RB: I don’t – everything is relative. I relate to the company because it speaks to me, and I can associate myself with it. The way you look makes you feel good about yourself, how you carry yourself, how you behave. Fashion is literally everything, because without actually knowing someone, you judge them on how they look. It’s like music, you also relate to an artist because of the way they dress, it brings an audience other than the sound. I’m also really involved in the downtown party scene. I have a lot of friends in music, like Justine Skye and A$AP Mob. No one knew them or me, but we grew up together and supported each other creatively. Street kids are really into high fashion, we like expensive things.
TFP: Speaking of, what is your take on ‘IT’ items, spending a lot on name brands?
RB: I like what I like, whether it is designer or cheap.
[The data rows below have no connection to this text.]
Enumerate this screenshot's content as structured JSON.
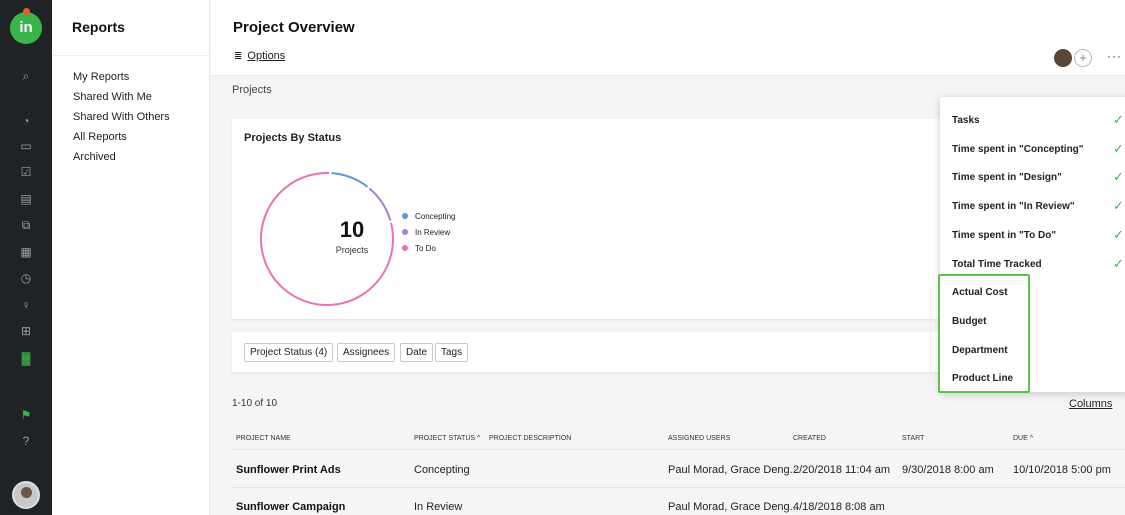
{
  "rail": {
    "logo_text": "in",
    "icons": [
      "search-icon",
      "dashboard-icon",
      "folder-icon",
      "tasks-icon",
      "inbox-icon",
      "proofing-icon",
      "calendar-icon",
      "time-icon",
      "users-icon",
      "portfolio-icon",
      "reports-icon",
      "alert-icon",
      "help-icon"
    ]
  },
  "sidebar": {
    "title": "Reports",
    "items": [
      "My Reports",
      "Shared With Me",
      "Shared With Others",
      "All Reports",
      "Archived"
    ]
  },
  "header": {
    "title": "Project Overview",
    "options_label": "Options",
    "more_label": "···",
    "add_label": "+"
  },
  "breadcrumb": "Projects",
  "chart_card": {
    "title": "Projects By Status",
    "center_value": "10",
    "center_label": "Projects"
  },
  "chart_data": {
    "type": "pie",
    "title": "Projects By Status",
    "total": 10,
    "series": [
      {
        "name": "Concepting",
        "value": 1,
        "color": "#5b9bd5"
      },
      {
        "name": "In Review",
        "value": 1,
        "color": "#a57fd1"
      },
      {
        "name": "To Do",
        "value": 8,
        "color": "#e873b4"
      }
    ],
    "legend": "right"
  },
  "filters": [
    "Project Status (4)",
    "Assignees",
    "Date",
    "Tags"
  ],
  "results": {
    "count": "1-10 of 10",
    "columns_label": "Columns"
  },
  "table": {
    "headers": [
      "Project Name",
      "Project Status ^",
      "Project Description",
      "Assigned Users",
      "Created",
      "Start",
      "Due ^"
    ],
    "rows": [
      [
        "Sunflower Print Ads",
        "Concepting",
        "",
        "Paul Morad, Grace Deng...",
        "2/20/2018 11:04 am",
        "9/30/2018 8:00 am",
        "10/10/2018 5:00 pm"
      ],
      [
        "Sunflower Campaign",
        "In Review",
        "",
        "Paul Morad, Grace Deng...",
        "4/18/2018 8:08 am",
        "",
        ""
      ]
    ]
  },
  "column_menu": {
    "items": [
      {
        "label": "Tasks",
        "checked": true
      },
      {
        "label": "Time spent in \"Concepting\"",
        "checked": true
      },
      {
        "label": "Time spent in \"Design\"",
        "checked": true
      },
      {
        "label": "Time spent in \"In Review\"",
        "checked": true
      },
      {
        "label": "Time spent in \"To Do\"",
        "checked": true
      },
      {
        "label": "Total Time Tracked",
        "checked": true
      },
      {
        "label": "Actual Cost",
        "checked": false
      },
      {
        "label": "Budget",
        "checked": false
      },
      {
        "label": "Department",
        "checked": false
      },
      {
        "label": "Product Line",
        "checked": false
      }
    ]
  },
  "colors": {
    "accent": "#3bb54a",
    "rail_bg": "#1f2326",
    "highlight": "#5cc24a"
  }
}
People carry Chanel and Céline purses for the status that they bring them, they literally are status symbols. Brands like Chanel, though, are creative with their classics – they do doll bags, vinyl, denim pieces, I am more into that. It doesn’t have to have a logo in order for me to like it. If a black t-shirt is 300$ and I like it, then it doesn’t matter. Maybe I like the length, maybe it’s the sleeves or the fabric. Another t-shirt might not make me feel good in the same way. What I wear sets the mood for my day. Like the other day, I showed up to work in my prom dress. I still think it’s dope, and that day, that’s who I wanted to be.
TFP: Tell me more about the NYC downtown party scene. How does one get recognized – what do you like best about it?
RB: The downtown party scene is the melting pot for fashion. Everyone is there. Every type of fashion. No party has one style. The New York party scene allows everyone to be themselves without being judged… Maybe your shoes will be judged, [lol], but not much else.
TFP: You are very active on social media, especially Instagram. What do you think of the blogger world replacing traditional journalism, and the whole “‘like’ generation”?
RB: Blogging and social media has given everyone a chance to be seen and heard.
Jacket MARYME-JIMMYPAUL; Reworked Kappa top MADE BY THC (Y2KWORLD); Pants LAFAILLE.
TFP: Three things you can’t live without?
RB: I can’t live without my phone, of course, I don’t think anyone can. I can’t live without rings. I need A LOT of rings all the time. I can’t live without a brow pencil [lol].
TFP: Last word. What would you have to say to someone who wants to break into fashion, music, or even art?
RB: My advice to anyone trying to break into the fashion industry is ALWAYS be you. You’d be surprised at how many people think like you creatively and support whatever it is you do. Sometimes it takes that one fearless person to make similar people comfortable. Be that fearless person.